Aretha's collaboration with Jerry Wexler came about because, despite an obvious talent, her Record label, Columbia, had failed to ignite the fire within her, having pigeon -holed as a Jazz singer. Wexler gave her an edge, and that produced the groundbreaking "Never Loved a Man" album.
Ironic, then , that 5 albums later, Wexler took her back to Jazz, but this time with the R&B edge that allowed Aretha room to swoop and soar around the melody in her inimitable style. Soul 69 is, then, something of a misnomer, but don't let that put you off.
Starting with a big band rendition of Ramblin', it is clear that this will be an Aretha album with a difference. "River's Invitation" and "Crazy..." are notable for Kenny Burrell's guitar, and "Tracks of my Tears" and "Gentle on my Mind" both swing along in a way that neither Smokey nor Glenn Cambell could have envisaged.
For me, the stand out tracks are "Today I Sing the Blues" and "I'll Never Be Free", both aching with loss, made more poignant because Aretha was enduring troubled times, her marriage to Ted White close to breakdown.
Soul 69 is not an archetypal Aretha album, with it's big band styling, but get past that and you can hear the Queen of Soul in her usual vocal form.
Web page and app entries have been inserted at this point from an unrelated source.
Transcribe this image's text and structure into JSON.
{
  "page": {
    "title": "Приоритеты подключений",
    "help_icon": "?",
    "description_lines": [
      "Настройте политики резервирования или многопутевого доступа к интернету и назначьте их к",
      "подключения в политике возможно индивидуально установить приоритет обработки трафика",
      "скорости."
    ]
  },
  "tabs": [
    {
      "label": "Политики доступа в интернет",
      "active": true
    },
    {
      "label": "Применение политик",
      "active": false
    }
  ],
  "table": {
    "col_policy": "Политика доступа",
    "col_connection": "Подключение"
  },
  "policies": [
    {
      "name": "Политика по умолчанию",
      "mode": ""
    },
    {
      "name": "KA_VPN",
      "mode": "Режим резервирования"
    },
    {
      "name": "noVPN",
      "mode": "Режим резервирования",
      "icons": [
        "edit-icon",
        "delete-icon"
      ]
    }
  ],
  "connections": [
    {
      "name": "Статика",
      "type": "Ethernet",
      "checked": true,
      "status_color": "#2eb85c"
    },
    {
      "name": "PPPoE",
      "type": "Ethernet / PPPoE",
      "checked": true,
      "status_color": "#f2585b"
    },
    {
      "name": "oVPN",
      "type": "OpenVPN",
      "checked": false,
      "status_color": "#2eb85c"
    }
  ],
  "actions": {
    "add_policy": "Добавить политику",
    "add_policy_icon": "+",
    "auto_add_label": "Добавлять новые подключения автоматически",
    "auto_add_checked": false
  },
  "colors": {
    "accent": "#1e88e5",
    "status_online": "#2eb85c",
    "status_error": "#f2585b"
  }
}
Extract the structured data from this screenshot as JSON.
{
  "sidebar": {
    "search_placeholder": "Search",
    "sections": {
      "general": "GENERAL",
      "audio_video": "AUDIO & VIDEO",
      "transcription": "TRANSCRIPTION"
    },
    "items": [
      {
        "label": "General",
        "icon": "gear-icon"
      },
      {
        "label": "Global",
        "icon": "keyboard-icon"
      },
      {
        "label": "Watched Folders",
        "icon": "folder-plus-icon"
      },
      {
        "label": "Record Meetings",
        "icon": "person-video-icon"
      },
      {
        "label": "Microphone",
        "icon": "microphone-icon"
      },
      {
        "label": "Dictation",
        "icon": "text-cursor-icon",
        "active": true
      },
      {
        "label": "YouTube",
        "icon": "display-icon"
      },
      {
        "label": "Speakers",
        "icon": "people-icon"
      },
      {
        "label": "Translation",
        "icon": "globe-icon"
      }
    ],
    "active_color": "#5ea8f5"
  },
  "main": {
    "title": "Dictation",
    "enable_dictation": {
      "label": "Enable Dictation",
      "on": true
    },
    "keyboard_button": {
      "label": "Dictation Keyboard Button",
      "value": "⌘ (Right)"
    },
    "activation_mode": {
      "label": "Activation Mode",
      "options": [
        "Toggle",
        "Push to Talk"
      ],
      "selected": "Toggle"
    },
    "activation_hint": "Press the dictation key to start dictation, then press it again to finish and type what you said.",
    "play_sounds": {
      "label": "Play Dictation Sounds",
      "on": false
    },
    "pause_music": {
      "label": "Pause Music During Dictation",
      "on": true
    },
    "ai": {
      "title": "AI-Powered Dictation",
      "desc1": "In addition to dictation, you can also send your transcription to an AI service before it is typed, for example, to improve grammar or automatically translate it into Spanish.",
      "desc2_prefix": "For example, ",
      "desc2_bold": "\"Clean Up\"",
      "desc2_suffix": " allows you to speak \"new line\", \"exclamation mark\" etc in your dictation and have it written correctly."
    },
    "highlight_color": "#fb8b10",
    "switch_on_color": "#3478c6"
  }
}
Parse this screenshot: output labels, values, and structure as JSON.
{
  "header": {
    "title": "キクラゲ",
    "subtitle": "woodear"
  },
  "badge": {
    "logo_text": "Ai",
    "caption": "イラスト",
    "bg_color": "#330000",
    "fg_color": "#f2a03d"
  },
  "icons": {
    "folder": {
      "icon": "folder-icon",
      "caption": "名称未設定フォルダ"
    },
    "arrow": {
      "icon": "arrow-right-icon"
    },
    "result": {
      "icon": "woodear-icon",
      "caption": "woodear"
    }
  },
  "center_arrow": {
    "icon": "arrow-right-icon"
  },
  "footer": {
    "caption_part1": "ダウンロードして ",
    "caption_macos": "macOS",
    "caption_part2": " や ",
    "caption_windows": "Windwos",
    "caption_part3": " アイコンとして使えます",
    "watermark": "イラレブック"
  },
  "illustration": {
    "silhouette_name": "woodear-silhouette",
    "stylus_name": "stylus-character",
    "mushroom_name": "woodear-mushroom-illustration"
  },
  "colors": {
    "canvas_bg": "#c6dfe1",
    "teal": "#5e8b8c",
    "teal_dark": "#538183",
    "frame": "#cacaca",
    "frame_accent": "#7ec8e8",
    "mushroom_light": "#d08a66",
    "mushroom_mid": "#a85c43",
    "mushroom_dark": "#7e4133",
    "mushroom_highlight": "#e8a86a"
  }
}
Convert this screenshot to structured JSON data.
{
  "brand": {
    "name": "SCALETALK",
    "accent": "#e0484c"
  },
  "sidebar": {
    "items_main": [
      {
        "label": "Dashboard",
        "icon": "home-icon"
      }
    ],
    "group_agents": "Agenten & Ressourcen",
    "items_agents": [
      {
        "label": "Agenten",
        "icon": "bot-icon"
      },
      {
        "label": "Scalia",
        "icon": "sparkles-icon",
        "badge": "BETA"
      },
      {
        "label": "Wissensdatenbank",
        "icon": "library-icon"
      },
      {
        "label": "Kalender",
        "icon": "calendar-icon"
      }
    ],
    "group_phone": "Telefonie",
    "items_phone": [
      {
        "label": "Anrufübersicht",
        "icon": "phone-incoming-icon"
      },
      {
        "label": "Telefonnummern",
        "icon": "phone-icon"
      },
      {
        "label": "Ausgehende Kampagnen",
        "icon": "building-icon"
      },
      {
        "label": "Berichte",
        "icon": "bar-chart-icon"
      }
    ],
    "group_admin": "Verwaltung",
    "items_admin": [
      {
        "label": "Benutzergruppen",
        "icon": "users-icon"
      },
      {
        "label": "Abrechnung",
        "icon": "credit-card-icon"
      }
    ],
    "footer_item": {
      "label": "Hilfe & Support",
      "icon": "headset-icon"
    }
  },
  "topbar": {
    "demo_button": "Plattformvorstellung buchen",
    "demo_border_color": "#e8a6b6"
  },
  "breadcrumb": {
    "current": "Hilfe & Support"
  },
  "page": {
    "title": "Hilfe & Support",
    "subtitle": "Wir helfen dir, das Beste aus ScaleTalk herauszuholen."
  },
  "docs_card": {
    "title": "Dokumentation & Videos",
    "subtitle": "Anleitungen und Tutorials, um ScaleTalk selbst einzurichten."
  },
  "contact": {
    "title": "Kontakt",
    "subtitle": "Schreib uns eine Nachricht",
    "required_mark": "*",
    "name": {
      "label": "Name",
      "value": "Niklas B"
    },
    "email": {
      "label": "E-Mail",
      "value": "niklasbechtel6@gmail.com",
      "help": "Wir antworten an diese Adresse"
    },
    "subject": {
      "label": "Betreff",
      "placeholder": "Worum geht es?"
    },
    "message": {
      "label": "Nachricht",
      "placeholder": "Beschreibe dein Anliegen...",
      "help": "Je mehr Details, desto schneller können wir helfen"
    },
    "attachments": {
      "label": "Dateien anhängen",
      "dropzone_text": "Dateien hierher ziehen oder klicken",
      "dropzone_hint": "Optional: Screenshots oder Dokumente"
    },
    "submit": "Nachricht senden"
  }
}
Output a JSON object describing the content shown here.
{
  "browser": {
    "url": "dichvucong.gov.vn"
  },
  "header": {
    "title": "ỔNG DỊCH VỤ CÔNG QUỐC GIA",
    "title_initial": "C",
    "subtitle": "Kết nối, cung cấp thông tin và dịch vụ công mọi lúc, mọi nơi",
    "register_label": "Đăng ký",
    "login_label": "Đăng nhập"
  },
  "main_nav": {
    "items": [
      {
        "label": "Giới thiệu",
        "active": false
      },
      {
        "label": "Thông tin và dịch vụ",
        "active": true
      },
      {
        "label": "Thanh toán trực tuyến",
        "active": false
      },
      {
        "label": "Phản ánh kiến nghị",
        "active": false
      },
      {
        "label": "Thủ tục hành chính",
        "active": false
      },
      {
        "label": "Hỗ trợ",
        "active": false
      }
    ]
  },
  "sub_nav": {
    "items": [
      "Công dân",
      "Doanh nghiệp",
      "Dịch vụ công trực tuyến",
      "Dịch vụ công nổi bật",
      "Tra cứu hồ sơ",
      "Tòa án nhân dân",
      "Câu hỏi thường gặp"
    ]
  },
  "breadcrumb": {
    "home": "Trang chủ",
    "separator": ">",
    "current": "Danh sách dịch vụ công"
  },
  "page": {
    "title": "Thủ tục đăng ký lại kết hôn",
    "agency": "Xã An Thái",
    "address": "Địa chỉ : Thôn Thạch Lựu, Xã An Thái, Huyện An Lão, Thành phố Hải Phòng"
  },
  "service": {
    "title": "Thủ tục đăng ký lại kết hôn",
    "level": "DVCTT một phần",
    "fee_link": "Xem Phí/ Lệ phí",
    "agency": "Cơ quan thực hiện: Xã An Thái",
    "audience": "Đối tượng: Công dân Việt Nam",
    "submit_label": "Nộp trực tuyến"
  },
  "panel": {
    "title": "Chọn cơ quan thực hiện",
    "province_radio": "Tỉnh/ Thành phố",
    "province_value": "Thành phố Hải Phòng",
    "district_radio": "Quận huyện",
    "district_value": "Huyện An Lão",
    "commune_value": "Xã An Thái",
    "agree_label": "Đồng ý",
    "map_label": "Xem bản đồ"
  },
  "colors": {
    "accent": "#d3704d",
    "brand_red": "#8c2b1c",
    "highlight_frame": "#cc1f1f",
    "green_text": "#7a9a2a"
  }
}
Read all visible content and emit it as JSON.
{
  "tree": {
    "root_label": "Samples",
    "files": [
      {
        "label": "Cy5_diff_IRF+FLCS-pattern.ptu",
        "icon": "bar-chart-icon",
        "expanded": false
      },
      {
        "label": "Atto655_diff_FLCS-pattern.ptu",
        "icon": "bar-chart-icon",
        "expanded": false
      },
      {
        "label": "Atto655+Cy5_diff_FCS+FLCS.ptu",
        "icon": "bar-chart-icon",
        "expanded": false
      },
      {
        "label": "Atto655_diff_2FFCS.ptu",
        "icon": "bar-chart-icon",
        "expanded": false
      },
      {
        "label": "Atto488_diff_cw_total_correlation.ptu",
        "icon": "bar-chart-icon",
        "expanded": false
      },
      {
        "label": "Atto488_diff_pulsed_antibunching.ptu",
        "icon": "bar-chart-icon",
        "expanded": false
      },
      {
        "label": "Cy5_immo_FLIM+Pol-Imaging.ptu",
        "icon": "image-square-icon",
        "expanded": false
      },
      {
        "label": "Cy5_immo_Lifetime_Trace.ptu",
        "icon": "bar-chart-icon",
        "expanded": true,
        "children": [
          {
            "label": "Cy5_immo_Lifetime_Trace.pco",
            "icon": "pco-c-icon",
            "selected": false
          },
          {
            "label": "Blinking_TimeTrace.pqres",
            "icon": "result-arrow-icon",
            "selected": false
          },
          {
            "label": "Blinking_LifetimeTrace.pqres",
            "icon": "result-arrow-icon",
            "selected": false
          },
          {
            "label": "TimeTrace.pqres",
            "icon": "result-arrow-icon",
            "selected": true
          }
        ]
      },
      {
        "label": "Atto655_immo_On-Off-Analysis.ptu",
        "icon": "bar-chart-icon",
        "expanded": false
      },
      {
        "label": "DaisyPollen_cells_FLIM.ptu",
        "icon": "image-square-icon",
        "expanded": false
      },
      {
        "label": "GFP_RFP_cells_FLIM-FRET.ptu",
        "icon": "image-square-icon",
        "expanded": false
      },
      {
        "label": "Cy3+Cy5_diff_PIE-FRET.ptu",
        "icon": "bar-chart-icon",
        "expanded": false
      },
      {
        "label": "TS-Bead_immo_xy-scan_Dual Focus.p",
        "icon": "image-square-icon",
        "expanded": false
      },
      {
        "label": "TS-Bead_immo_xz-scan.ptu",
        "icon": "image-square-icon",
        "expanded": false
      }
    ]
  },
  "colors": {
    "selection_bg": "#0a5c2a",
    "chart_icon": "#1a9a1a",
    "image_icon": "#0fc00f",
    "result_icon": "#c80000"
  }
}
This is one to be savoured over time and you will come to appreciate it's place in the hearts of Aretha devotees.